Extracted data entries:
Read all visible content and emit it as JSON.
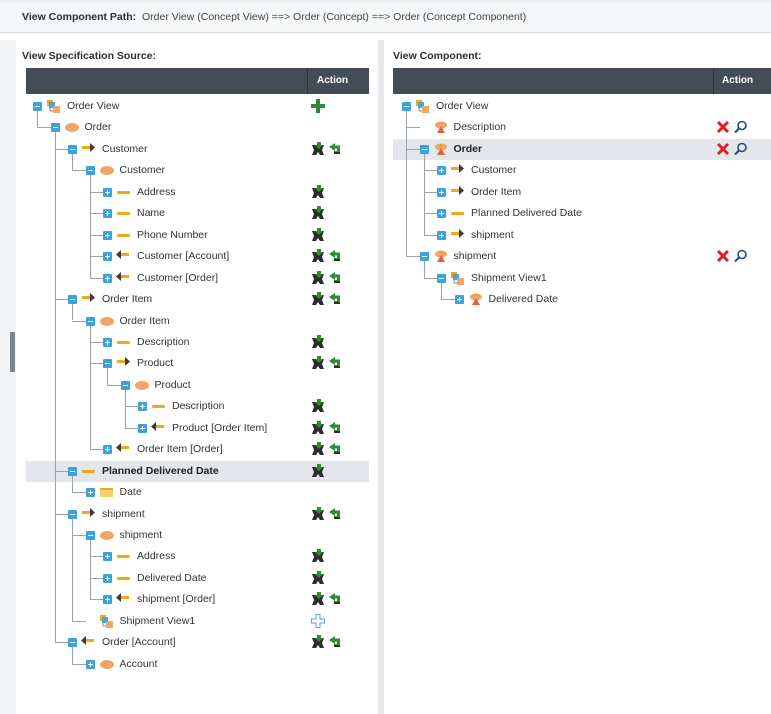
{
  "header": {
    "path_label": "View Component Path:",
    "path_value": "Order View (Concept View) ==> Order (Concept) ==> Order (Concept Component)"
  },
  "left": {
    "title": "View Specification Source:",
    "action_header": "Action",
    "rows": [
      {
        "label": "Order View",
        "depth": 0,
        "icon": "concept-view",
        "toggle": "minus",
        "actions": [
          "add"
        ]
      },
      {
        "label": "Order",
        "depth": 1,
        "icon": "concept",
        "toggle": "minus",
        "actions": []
      },
      {
        "label": "Customer",
        "depth": 2,
        "icon": "arrow-right",
        "toggle": "minus",
        "actions": [
          "include",
          "link"
        ]
      },
      {
        "label": "Customer",
        "depth": 3,
        "icon": "concept",
        "toggle": "minus",
        "actions": []
      },
      {
        "label": "Address",
        "depth": 4,
        "icon": "attribute",
        "toggle": "plus",
        "actions": [
          "include"
        ]
      },
      {
        "label": "Name",
        "depth": 4,
        "icon": "attribute",
        "toggle": "plus",
        "actions": [
          "include"
        ]
      },
      {
        "label": "Phone Number",
        "depth": 4,
        "icon": "attribute",
        "toggle": "plus",
        "actions": [
          "include"
        ]
      },
      {
        "label": "Customer [Account]",
        "depth": 4,
        "icon": "arrow-left",
        "toggle": "plus",
        "actions": [
          "include",
          "link"
        ]
      },
      {
        "label": "Customer [Order]",
        "depth": 4,
        "icon": "arrow-left",
        "toggle": "plus",
        "actions": [
          "include",
          "link"
        ]
      },
      {
        "label": "Order Item",
        "depth": 2,
        "icon": "arrow-right",
        "toggle": "minus",
        "actions": [
          "include",
          "link"
        ]
      },
      {
        "label": "Order Item",
        "depth": 3,
        "icon": "concept",
        "toggle": "minus",
        "actions": []
      },
      {
        "label": "Description",
        "depth": 4,
        "icon": "attribute",
        "toggle": "plus",
        "actions": [
          "include"
        ]
      },
      {
        "label": "Product",
        "depth": 4,
        "icon": "arrow-right",
        "toggle": "minus",
        "actions": [
          "include",
          "link"
        ]
      },
      {
        "label": "Product",
        "depth": 5,
        "icon": "concept",
        "toggle": "minus",
        "actions": []
      },
      {
        "label": "Description",
        "depth": 6,
        "icon": "attribute",
        "toggle": "plus",
        "actions": [
          "include"
        ]
      },
      {
        "label": "Product [Order Item]",
        "depth": 6,
        "icon": "arrow-left",
        "toggle": "plus",
        "actions": [
          "include",
          "link"
        ]
      },
      {
        "label": "Order Item [Order]",
        "depth": 4,
        "icon": "arrow-left",
        "toggle": "plus",
        "actions": [
          "include",
          "link"
        ]
      },
      {
        "label": "Planned Delivered Date",
        "depth": 2,
        "icon": "attribute",
        "toggle": "minus",
        "actions": [
          "include"
        ],
        "selected": true
      },
      {
        "label": "Date",
        "depth": 3,
        "icon": "datatype",
        "toggle": "plus",
        "actions": []
      },
      {
        "label": "shipment",
        "depth": 2,
        "icon": "arrow-right",
        "toggle": "minus",
        "actions": [
          "include",
          "link"
        ]
      },
      {
        "label": "shipment",
        "depth": 3,
        "icon": "concept",
        "toggle": "minus",
        "actions": []
      },
      {
        "label": "Address",
        "depth": 4,
        "icon": "attribute",
        "toggle": "plus",
        "actions": [
          "include"
        ]
      },
      {
        "label": "Delivered Date",
        "depth": 4,
        "icon": "attribute",
        "toggle": "plus",
        "actions": [
          "include"
        ]
      },
      {
        "label": "shipment [Order]",
        "depth": 4,
        "icon": "arrow-left",
        "toggle": "plus",
        "actions": [
          "include",
          "link"
        ]
      },
      {
        "label": "Shipment View1",
        "depth": 3,
        "icon": "concept-view",
        "toggle": "none",
        "actions": [
          "add-outline"
        ]
      },
      {
        "label": "Order [Account]",
        "depth": 2,
        "icon": "arrow-left",
        "toggle": "minus",
        "actions": [
          "include",
          "link"
        ]
      },
      {
        "label": "Account",
        "depth": 3,
        "icon": "concept",
        "toggle": "plus",
        "actions": []
      }
    ]
  },
  "right": {
    "title": "View Component:",
    "action_header": "Action",
    "rows": [
      {
        "label": "Order View",
        "depth": 0,
        "icon": "concept-view",
        "toggle": "minus",
        "actions": []
      },
      {
        "label": "Description",
        "depth": 1,
        "icon": "component",
        "toggle": "none",
        "actions": [
          "remove",
          "search"
        ]
      },
      {
        "label": "Order",
        "depth": 1,
        "icon": "component",
        "toggle": "minus",
        "actions": [
          "remove",
          "search"
        ],
        "selected": true
      },
      {
        "label": "Customer",
        "depth": 2,
        "icon": "arrow-right",
        "toggle": "plus",
        "actions": []
      },
      {
        "label": "Order Item",
        "depth": 2,
        "icon": "arrow-right",
        "toggle": "plus",
        "actions": []
      },
      {
        "label": "Planned Delivered Date",
        "depth": 2,
        "icon": "attribute",
        "toggle": "plus",
        "actions": []
      },
      {
        "label": "shipment",
        "depth": 2,
        "icon": "arrow-right",
        "toggle": "plus",
        "actions": []
      },
      {
        "label": "shipment",
        "depth": 1,
        "icon": "component",
        "toggle": "minus",
        "actions": [
          "remove",
          "search"
        ]
      },
      {
        "label": "Shipment View1",
        "depth": 2,
        "icon": "concept-view",
        "toggle": "minus",
        "actions": []
      },
      {
        "label": "Delivered Date",
        "depth": 3,
        "icon": "component",
        "toggle": "plus",
        "actions": []
      }
    ]
  },
  "colors": {
    "header_bg": "#444c55",
    "toggle": "#3aa3dd",
    "concept": "#f2a468",
    "attribute": "#f0a818",
    "include": "#2f8a3a",
    "remove": "#e02020",
    "selected_row": "#e3e7ec"
  }
}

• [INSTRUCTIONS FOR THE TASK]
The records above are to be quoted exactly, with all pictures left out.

• [OUTPUT OF THE TASK]
Read all visible content and emit it as JSON.
{
  "header": {
    "path_label": "View Component Path:",
    "path_value": "Order View (Concept View) ==> Order (Concept) ==> Order (Concept Component)"
  },
  "left": {
    "title": "View Specification Source:",
    "action_header": "Action",
    "rows": [
      {
        "label": "Order View",
        "depth": 0,
        "icon": "concept-view",
        "toggle": "minus",
        "actions": [
          "add"
        ]
      },
      {
        "label": "Order",
        "depth": 1,
        "icon": "concept",
        "toggle": "minus",
        "actions": []
      },
      {
        "label": "Customer",
        "depth": 2,
        "icon": "arrow-right",
        "toggle": "minus",
        "actions": [
          "include",
          "link"
        ]
      },
      {
        "label": "Customer",
        "depth": 3,
        "icon": "concept",
        "toggle": "minus",
        "actions": []
      },
      {
        "label": "Address",
        "depth": 4,
        "icon": "attribute",
        "toggle": "plus",
        "actions": [
          "include"
        ]
      },
      {
        "label": "Name",
        "depth": 4,
        "icon": "attribute",
        "toggle": "plus",
        "actions": [
          "include"
        ]
      },
      {
        "label": "Phone Number",
        "depth": 4,
        "icon": "attribute",
        "toggle": "plus",
        "actions": [
          "include"
        ]
      },
      {
        "label": "Customer [Account]",
        "depth": 4,
        "icon": "arrow-left",
        "toggle": "plus",
        "actions": [
          "include",
          "link"
        ]
      },
      {
        "label": "Customer [Order]",
        "depth": 4,
        "icon": "arrow-left",
        "toggle": "plus",
        "actions": [
          "include",
          "link"
        ]
      },
      {
        "label": "Order Item",
        "depth": 2,
        "icon": "arrow-right",
        "toggle": "minus",
        "actions": [
          "include",
          "link"
        ]
      },
      {
        "label": "Order Item",
        "depth": 3,
        "icon": "concept",
        "toggle": "minus",
        "actions": []
      },
      {
        "label": "Description",
        "depth": 4,
        "icon": "attribute",
        "toggle": "plus",
        "actions": [
          "include"
        ]
      },
      {
        "label": "Product",
        "depth": 4,
        "icon": "arrow-right",
        "toggle": "minus",
        "actions": [
          "include",
          "link"
        ]
      },
      {
        "label": "Product",
        "depth": 5,
        "icon": "concept",
        "toggle": "minus",
        "actions": []
      },
      {
        "label": "Description",
        "depth": 6,
        "icon": "attribute",
        "toggle": "plus",
        "actions": [
          "include"
        ]
      },
      {
        "label": "Product [Order Item]",
        "depth": 6,
        "icon": "arrow-left",
        "toggle": "plus",
        "actions": [
          "include",
          "link"
        ]
      },
      {
        "label": "Order Item [Order]",
        "depth": 4,
        "icon": "arrow-left",
        "toggle": "plus",
        "actions": [
          "include",
          "link"
        ]
      },
      {
        "label": "Planned Delivered Date",
        "depth": 2,
        "icon": "attribute",
        "toggle": "minus",
        "actions": [
          "include"
        ],
        "selected": true
      },
      {
        "label": "Date",
        "depth": 3,
        "icon": "datatype",
        "toggle": "plus",
        "actions": []
      },
      {
        "label": "shipment",
        "depth": 2,
        "icon": "arrow-right",
        "toggle": "minus",
        "actions": [
          "include",
          "link"
        ]
      },
      {
        "label": "shipment",
        "depth": 3,
        "icon": "concept",
        "toggle": "minus",
        "actions": []
      },
      {
        "label": "Address",
        "depth": 4,
        "icon": "attribute",
        "toggle": "plus",
        "actions": [
          "include"
        ]
      },
      {
        "label": "Delivered Date",
        "depth": 4,
        "icon": "attribute",
        "toggle": "plus",
        "actions": [
          "include"
        ]
      },
      {
        "label": "shipment [Order]",
        "depth": 4,
        "icon": "arrow-left",
        "toggle": "plus",
        "actions": [
          "include",
          "link"
        ]
      },
      {
        "label": "Shipment View1",
        "depth": 3,
        "icon": "concept-view",
        "toggle": "none",
        "actions": [
          "add-outline"
        ]
      },
      {
        "label": "Order [Account]",
        "depth": 2,
        "icon": "arrow-left",
        "toggle": "minus",
        "actions": [
          "include",
          "link"
        ]
      },
      {
        "label": "Account",
        "depth": 3,
        "icon": "concept",
        "toggle": "plus",
        "actions": []
      }
    ]
  },
  "right": {
    "title": "View Component:",
    "action_header": "Action",
    "rows": [
      {
        "label": "Order View",
        "depth": 0,
        "icon": "concept-view",
        "toggle": "minus",
        "actions": []
      },
      {
        "label": "Description",
        "depth": 1,
        "icon": "component",
        "toggle": "none",
        "actions": [
          "remove",
          "search"
        ]
      },
      {
        "label": "Order",
        "depth": 1,
        "icon": "component",
        "toggle": "minus",
        "actions": [
          "remove",
          "search"
        ],
        "selected": true
      },
      {
        "label": "Customer",
        "depth": 2,
        "icon": "arrow-right",
        "toggle": "plus",
        "actions": []
      },
      {
        "label": "Order Item",
        "depth": 2,
        "icon": "arrow-right",
        "toggle": "plus",
        "actions": []
      },
      {
        "label": "Planned Delivered Date",
        "depth": 2,
        "icon": "attribute",
        "toggle": "plus",
        "actions": []
      },
      {
        "label": "shipment",
        "depth": 2,
        "icon": "arrow-right",
        "toggle": "plus",
        "actions": []
      },
      {
        "label": "shipment",
        "depth": 1,
        "icon": "component",
        "toggle": "minus",
        "actions": [
          "remove",
          "search"
        ]
      },
      {
        "label": "Shipment View1",
        "depth": 2,
        "icon": "concept-view",
        "toggle": "minus",
        "actions": []
      },
      {
        "label": "Delivered Date",
        "depth": 3,
        "icon": "component",
        "toggle": "plus",
        "actions": []
      }
    ]
  },
  "colors": {
    "header_bg": "#444c55",
    "toggle": "#3aa3dd",
    "concept": "#f2a468",
    "attribute": "#f0a818",
    "include": "#2f8a3a",
    "remove": "#e02020",
    "selected_row": "#e3e7ec"
  }
}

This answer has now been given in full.